*What to do*:
Return each line of the records below that contains the word "Pong".
═══
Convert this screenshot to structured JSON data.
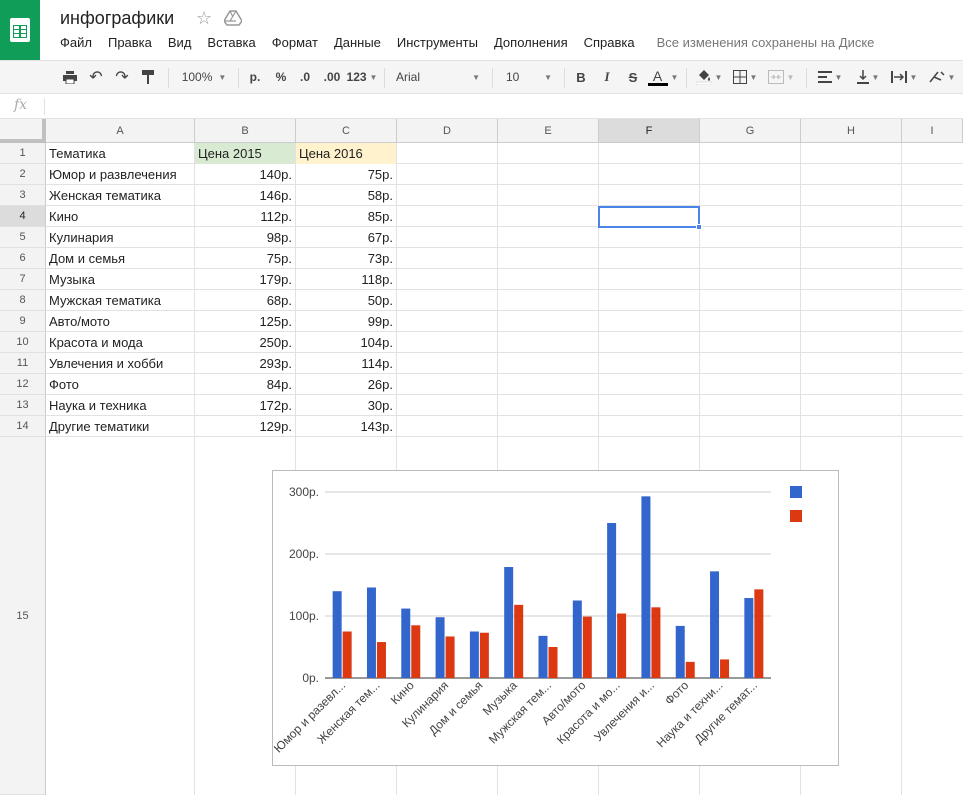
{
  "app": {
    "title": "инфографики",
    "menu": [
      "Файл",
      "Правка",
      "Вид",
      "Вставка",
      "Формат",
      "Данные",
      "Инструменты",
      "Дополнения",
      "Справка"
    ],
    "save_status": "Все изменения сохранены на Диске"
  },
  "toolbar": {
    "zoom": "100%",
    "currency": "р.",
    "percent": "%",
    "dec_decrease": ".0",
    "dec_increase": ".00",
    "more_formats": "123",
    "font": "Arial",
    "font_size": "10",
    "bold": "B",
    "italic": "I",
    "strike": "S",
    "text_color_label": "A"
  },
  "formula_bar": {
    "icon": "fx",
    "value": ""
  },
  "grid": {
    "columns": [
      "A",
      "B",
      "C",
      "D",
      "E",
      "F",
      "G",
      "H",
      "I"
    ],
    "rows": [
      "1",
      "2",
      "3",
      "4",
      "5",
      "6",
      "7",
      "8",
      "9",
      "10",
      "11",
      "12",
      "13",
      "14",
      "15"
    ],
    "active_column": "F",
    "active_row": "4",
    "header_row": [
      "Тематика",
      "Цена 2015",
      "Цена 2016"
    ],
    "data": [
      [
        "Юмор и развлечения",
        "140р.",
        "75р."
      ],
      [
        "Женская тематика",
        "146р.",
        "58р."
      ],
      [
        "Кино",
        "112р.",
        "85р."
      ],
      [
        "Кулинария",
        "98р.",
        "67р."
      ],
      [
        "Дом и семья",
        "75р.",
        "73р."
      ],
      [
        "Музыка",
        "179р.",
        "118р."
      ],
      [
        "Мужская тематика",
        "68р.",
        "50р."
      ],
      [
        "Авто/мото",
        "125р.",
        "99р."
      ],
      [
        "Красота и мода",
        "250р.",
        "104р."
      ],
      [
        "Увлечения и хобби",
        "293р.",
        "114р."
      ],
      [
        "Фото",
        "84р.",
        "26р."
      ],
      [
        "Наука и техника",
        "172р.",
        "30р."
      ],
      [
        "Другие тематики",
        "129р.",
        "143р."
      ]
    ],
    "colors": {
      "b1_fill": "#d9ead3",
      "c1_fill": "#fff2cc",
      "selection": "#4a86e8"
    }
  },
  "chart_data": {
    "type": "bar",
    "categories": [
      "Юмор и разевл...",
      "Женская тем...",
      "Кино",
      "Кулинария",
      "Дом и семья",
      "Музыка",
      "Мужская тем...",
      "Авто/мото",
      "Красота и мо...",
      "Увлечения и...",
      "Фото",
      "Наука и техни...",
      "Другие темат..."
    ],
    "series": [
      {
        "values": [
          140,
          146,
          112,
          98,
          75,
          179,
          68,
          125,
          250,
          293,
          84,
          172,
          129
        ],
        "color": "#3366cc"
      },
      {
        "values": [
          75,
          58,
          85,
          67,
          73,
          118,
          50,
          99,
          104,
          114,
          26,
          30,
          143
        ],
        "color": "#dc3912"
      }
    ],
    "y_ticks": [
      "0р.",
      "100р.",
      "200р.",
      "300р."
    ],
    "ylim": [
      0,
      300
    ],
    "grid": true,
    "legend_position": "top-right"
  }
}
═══
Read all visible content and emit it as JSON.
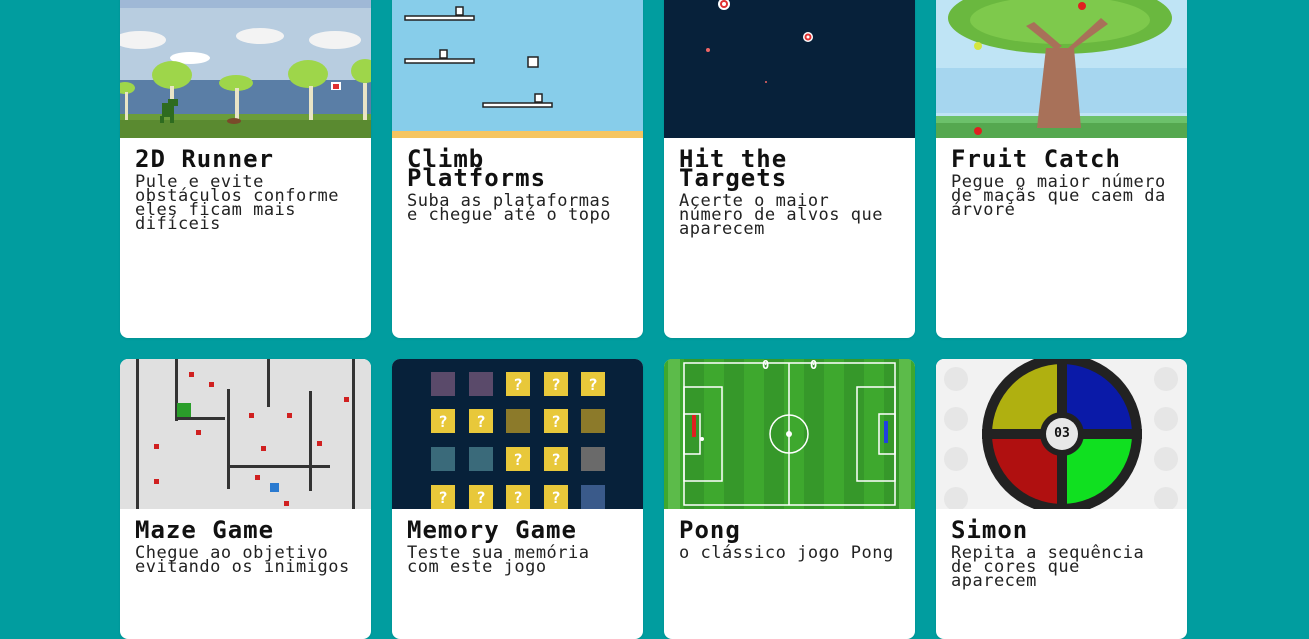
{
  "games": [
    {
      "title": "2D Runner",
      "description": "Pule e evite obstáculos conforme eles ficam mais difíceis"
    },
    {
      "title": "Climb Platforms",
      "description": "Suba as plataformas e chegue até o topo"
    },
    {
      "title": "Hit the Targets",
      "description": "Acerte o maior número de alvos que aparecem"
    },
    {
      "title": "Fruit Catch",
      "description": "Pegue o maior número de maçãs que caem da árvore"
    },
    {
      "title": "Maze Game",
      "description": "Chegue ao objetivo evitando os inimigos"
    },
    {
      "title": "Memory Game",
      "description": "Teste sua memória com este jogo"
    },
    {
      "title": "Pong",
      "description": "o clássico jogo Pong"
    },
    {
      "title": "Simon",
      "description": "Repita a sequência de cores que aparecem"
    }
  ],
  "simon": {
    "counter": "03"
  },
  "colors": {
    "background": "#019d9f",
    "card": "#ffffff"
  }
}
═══
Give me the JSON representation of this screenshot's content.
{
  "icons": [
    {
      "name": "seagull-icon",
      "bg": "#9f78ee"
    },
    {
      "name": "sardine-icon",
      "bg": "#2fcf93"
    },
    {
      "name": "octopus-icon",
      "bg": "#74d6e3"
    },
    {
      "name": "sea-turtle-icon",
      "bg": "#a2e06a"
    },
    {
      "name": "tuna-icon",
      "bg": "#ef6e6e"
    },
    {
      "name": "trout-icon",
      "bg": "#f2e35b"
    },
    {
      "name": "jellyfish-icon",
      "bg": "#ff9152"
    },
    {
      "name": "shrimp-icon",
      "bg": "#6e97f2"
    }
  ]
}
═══
*Result for this exercise*:
      "title": "Pong",
      "description": "o clássico jogo Pong"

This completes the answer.